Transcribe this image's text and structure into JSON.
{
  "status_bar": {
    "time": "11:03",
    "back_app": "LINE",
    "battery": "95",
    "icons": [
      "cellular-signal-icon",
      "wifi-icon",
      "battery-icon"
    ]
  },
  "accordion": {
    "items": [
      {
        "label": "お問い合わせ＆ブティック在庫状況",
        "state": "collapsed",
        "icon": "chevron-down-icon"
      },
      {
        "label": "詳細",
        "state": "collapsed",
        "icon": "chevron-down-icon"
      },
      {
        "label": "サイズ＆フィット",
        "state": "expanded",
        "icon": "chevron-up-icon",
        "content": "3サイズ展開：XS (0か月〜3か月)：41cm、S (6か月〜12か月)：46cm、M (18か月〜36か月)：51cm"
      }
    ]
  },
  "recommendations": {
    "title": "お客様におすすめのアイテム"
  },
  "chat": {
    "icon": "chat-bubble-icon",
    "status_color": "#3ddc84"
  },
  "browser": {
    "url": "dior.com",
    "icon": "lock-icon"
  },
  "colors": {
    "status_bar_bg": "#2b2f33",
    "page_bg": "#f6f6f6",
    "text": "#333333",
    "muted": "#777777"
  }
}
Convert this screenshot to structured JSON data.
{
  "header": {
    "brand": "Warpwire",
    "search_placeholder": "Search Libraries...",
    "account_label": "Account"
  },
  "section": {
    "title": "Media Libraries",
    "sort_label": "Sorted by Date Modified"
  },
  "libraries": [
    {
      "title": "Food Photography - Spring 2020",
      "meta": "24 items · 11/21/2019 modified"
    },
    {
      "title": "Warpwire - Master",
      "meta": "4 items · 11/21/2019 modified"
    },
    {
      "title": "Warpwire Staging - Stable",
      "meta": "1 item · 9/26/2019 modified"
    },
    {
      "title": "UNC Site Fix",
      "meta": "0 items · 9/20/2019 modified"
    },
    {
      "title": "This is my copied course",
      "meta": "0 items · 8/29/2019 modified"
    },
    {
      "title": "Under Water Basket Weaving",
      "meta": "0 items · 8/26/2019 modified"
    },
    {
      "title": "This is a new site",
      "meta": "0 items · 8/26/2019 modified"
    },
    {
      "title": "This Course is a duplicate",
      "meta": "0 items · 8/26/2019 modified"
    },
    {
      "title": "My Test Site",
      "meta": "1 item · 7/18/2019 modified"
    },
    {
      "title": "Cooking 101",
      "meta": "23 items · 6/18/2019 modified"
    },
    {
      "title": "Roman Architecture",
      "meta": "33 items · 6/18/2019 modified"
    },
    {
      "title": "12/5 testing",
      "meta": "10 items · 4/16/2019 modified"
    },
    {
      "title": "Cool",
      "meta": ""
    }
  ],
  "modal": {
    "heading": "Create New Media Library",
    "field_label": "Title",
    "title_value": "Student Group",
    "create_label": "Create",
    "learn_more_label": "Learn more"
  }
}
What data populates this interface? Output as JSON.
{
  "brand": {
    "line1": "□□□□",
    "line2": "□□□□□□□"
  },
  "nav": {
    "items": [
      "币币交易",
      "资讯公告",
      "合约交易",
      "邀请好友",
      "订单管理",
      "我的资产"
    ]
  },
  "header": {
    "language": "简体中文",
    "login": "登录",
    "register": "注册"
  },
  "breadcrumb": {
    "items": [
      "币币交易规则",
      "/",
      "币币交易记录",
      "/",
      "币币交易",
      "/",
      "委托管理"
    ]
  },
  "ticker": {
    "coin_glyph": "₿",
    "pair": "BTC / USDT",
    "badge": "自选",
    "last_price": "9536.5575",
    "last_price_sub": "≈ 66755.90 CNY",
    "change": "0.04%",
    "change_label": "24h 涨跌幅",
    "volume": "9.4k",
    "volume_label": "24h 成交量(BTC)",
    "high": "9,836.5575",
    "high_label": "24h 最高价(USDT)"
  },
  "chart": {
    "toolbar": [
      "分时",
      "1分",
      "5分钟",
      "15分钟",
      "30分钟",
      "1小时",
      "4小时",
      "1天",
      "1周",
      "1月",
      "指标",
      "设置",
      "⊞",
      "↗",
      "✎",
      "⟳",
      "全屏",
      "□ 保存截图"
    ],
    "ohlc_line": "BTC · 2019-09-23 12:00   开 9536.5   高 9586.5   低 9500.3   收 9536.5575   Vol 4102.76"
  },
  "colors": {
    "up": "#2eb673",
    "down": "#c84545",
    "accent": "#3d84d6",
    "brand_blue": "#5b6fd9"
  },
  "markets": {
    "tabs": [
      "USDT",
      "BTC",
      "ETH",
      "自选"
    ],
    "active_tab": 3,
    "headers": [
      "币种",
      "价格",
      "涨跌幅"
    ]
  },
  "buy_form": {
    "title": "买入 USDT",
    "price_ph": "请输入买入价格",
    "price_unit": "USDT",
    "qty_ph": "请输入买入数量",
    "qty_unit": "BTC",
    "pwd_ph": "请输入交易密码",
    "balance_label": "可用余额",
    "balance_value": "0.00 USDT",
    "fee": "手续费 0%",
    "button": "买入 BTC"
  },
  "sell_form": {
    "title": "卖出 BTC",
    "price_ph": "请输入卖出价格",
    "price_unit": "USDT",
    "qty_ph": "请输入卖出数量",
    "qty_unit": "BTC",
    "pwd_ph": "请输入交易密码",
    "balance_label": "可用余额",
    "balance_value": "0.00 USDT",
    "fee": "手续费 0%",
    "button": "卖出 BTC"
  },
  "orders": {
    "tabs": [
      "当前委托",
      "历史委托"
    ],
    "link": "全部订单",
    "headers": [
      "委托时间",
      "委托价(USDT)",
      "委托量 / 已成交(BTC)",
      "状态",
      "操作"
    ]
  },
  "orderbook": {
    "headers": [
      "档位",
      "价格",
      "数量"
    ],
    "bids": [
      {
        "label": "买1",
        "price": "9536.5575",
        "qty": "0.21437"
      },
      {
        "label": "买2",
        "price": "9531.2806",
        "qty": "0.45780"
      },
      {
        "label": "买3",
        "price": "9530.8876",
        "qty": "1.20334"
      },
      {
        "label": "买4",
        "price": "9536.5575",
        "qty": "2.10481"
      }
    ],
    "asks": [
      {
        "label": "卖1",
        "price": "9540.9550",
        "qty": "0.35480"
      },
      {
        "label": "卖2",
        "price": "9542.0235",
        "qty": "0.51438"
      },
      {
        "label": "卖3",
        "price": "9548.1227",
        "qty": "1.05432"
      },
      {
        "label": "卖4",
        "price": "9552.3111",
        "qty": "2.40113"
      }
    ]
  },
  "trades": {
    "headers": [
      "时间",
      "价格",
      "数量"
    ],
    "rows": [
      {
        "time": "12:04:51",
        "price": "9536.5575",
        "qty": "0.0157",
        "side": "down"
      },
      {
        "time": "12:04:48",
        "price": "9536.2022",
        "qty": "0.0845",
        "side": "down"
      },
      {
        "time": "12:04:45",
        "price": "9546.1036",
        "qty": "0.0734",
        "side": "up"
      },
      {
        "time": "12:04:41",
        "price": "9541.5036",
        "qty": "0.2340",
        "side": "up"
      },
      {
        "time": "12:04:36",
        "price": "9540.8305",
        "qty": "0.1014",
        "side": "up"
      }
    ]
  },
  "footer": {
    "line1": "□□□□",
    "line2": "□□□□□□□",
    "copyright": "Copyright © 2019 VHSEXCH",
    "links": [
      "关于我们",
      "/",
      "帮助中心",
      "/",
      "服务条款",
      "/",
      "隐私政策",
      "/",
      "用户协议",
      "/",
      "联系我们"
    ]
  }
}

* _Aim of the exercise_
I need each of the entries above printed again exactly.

* _Result of this exercise_
Transcribe this image's text and structure into JSON.
{
  "status_bar": {
    "time": "11:03",
    "back_app": "LINE",
    "battery": "95",
    "icons": [
      "cellular-signal-icon",
      "wifi-icon",
      "battery-icon"
    ]
  },
  "accordion": {
    "items": [
      {
        "label": "お問い合わせ＆ブティック在庫状況",
        "state": "collapsed",
        "icon": "chevron-down-icon"
      },
      {
        "label": "詳細",
        "state": "collapsed",
        "icon": "chevron-down-icon"
      },
      {
        "label": "サイズ＆フィット",
        "state": "expanded",
        "icon": "chevron-up-icon",
        "content": "3サイズ展開：XS (0か月〜3か月)：41cm、S (6か月〜12か月)：46cm、M (18か月〜36か月)：51cm"
      }
    ]
  },
  "recommendations": {
    "title": "お客様におすすめのアイテム"
  },
  "chat": {
    "icon": "chat-bubble-icon",
    "status_color": "#3ddc84"
  },
  "browser": {
    "url": "dior.com",
    "icon": "lock-icon"
  },
  "colors": {
    "status_bar_bg": "#2b2f33",
    "page_bg": "#f6f6f6",
    "text": "#333333",
    "muted": "#777777"
  }
}
Convert this screenshot to structured JSON data.
{
  "header": {
    "brand": "Warpwire",
    "search_placeholder": "Search Libraries...",
    "account_label": "Account"
  },
  "section": {
    "title": "Media Libraries",
    "sort_label": "Sorted by Date Modified"
  },
  "libraries": [
    {
      "title": "Food Photography - Spring 2020",
      "meta": "24 items · 11/21/2019 modified"
    },
    {
      "title": "Warpwire - Master",
      "meta": "4 items · 11/21/2019 modified"
    },
    {
      "title": "Warpwire Staging - Stable",
      "meta": "1 item · 9/26/2019 modified"
    },
    {
      "title": "UNC Site Fix",
      "meta": "0 items · 9/20/2019 modified"
    },
    {
      "title": "This is my copied course",
      "meta": "0 items · 8/29/2019 modified"
    },
    {
      "title": "Under Water Basket Weaving",
      "meta": "0 items · 8/26/2019 modified"
    },
    {
      "title": "This is a new site",
      "meta": "0 items · 8/26/2019 modified"
    },
    {
      "title": "This Course is a duplicate",
      "meta": "0 items · 8/26/2019 modified"
    },
    {
      "title": "My Test Site",
      "meta": "1 item · 7/18/2019 modified"
    },
    {
      "title": "Cooking 101",
      "meta": "23 items · 6/18/2019 modified"
    },
    {
      "title": "Roman Architecture",
      "meta": "33 items · 6/18/2019 modified"
    },
    {
      "title": "12/5 testing",
      "meta": "10 items · 4/16/2019 modified"
    },
    {
      "title": "Cool",
      "meta": ""
    }
  ],
  "modal": {
    "heading": "Create New Media Library",
    "field_label": "Title",
    "title_value": "Student Group",
    "create_label": "Create",
    "learn_more_label": "Learn more"
  }
}
What data populates this interface? Output as JSON.
{
  "brand": {
    "line1": "□□□□",
    "line2": "□□□□□□□"
  },
  "nav": {
    "items": [
      "币币交易",
      "资讯公告",
      "合约交易",
      "邀请好友",
      "订单管理",
      "我的资产"
    ]
  },
  "header": {
    "language": "简体中文",
    "login": "登录",
    "register": "注册"
  },
  "breadcrumb": {
    "items": [
      "币币交易规则",
      "/",
      "币币交易记录",
      "/",
      "币币交易",
      "/",
      "委托管理"
    ]
  },
  "ticker": {
    "coin_glyph": "₿",
    "pair": "BTC / USDT",
    "badge": "自选",
    "last_price": "9536.5575",
    "last_price_sub": "≈ 66755.90 CNY",
    "change": "0.04%",
    "change_label": "24h 涨跌幅",
    "volume": "9.4k",
    "volume_label": "24h 成交量(BTC)",
    "high": "9,836.5575",
    "high_label": "24h 最高价(USDT)"
  },
  "chart": {
    "toolbar": [
      "分时",
      "1分",
      "5分钟",
      "15分钟",
      "30分钟",
      "1小时",
      "4小时",
      "1天",
      "1周",
      "1月",
      "指标",
      "设置",
      "⊞",
      "↗",
      "✎",
      "⟳",
      "全屏",
      "□ 保存截图"
    ],
    "ohlc_line": "BTC · 2019-09-23 12:00   开 9536.5   高 9586.5   低 9500.3   收 9536.5575   Vol 4102.76"
  },
  "colors": {
    "up": "#2eb673",
    "down": "#c84545",
    "accent": "#3d84d6",
    "brand_blue": "#5b6fd9"
  },
  "markets": {
    "tabs": [
      "USDT",
      "BTC",
      "ETH",
      "自选"
    ],
    "active_tab": 3,
    "headers": [
      "币种",
      "价格",
      "涨跌幅"
    ]
  },
  "buy_form": {
    "title": "买入 USDT",
    "price_ph": "请输入买入价格",
    "price_unit": "USDT",
    "qty_ph": "请输入买入数量",
    "qty_unit": "BTC",
    "pwd_ph": "请输入交易密码",
    "balance_label": "可用余额",
    "balance_value": "0.00 USDT",
    "fee": "手续费 0%",
    "button": "买入 BTC"
  },
  "sell_form": {
    "title": "卖出 BTC",
    "price_ph": "请输入卖出价格",
    "price_unit": "USDT",
    "qty_ph": "请输入卖出数量",
    "qty_unit": "BTC",
    "pwd_ph": "请输入交易密码",
    "balance_label": "可用余额",
    "balance_value": "0.00 USDT",
    "fee": "手续费 0%",
    "button": "卖出 BTC"
  },
  "orders": {
    "tabs": [
      "当前委托",
      "历史委托"
    ],
    "link": "全部订单",
    "headers": [
      "委托时间",
      "委托价(USDT)",
      "委托量 / 已成交(BTC)",
      "状态",
      "操作"
    ]
  },
  "orderbook": {
    "headers": [
      "档位",
      "价格",
      "数量"
    ],
    "bids": [
      {
        "label": "买1",
        "price": "9536.5575",
        "qty": "0.21437"
      },
      {
        "label": "买2",
        "price": "9531.2806",
        "qty": "0.45780"
      },
      {
        "label": "买3",
        "price": "9530.8876",
        "qty": "1.20334"
      },
      {
        "label": "买4",
        "price": "9536.5575",
        "qty": "2.10481"
      }
    ],
    "asks": [
      {
        "label": "卖1",
        "price": "9540.9550",
        "qty": "0.35480"
      },
      {
        "label": "卖2",
        "price": "9542.0235",
        "qty": "0.51438"
      },
      {
        "label": "卖3",
        "price": "9548.1227",
        "qty": "1.05432"
      },
      {
        "label": "卖4",
        "price": "9552.3111",
        "qty": "2.40113"
      }
    ]
  },
  "trades": {
    "headers": [
      "时间",
      "价格",
      "数量"
    ],
    "rows": [
      {
        "time": "12:04:51",
        "price": "9536.5575",
        "qty": "0.0157",
        "side": "down"
      },
      {
        "time": "12:04:48",
        "price": "9536.2022",
        "qty": "0.0845",
        "side": "down"
      },
      {
        "time": "12:04:45",
        "price": "9546.1036",
        "qty": "0.0734",
        "side": "up"
      },
      {
        "time": "12:04:41",
        "price": "9541.5036",
        "qty": "0.2340",
        "side": "up"
      },
      {
        "time": "12:04:36",
        "price": "9540.8305",
        "qty": "0.1014",
        "side": "up"
      }
    ]
  },
  "footer": {
    "line1": "□□□□",
    "line2": "□□□□□□□",
    "copyright": "Copyright © 2019 VHSEXCH",
    "links": [
      "关于我们",
      "/",
      "帮助中心",
      "/",
      "服务条款",
      "/",
      "隐私政策",
      "/",
      "用户协议",
      "/",
      "联系我们"
    ]
  }
}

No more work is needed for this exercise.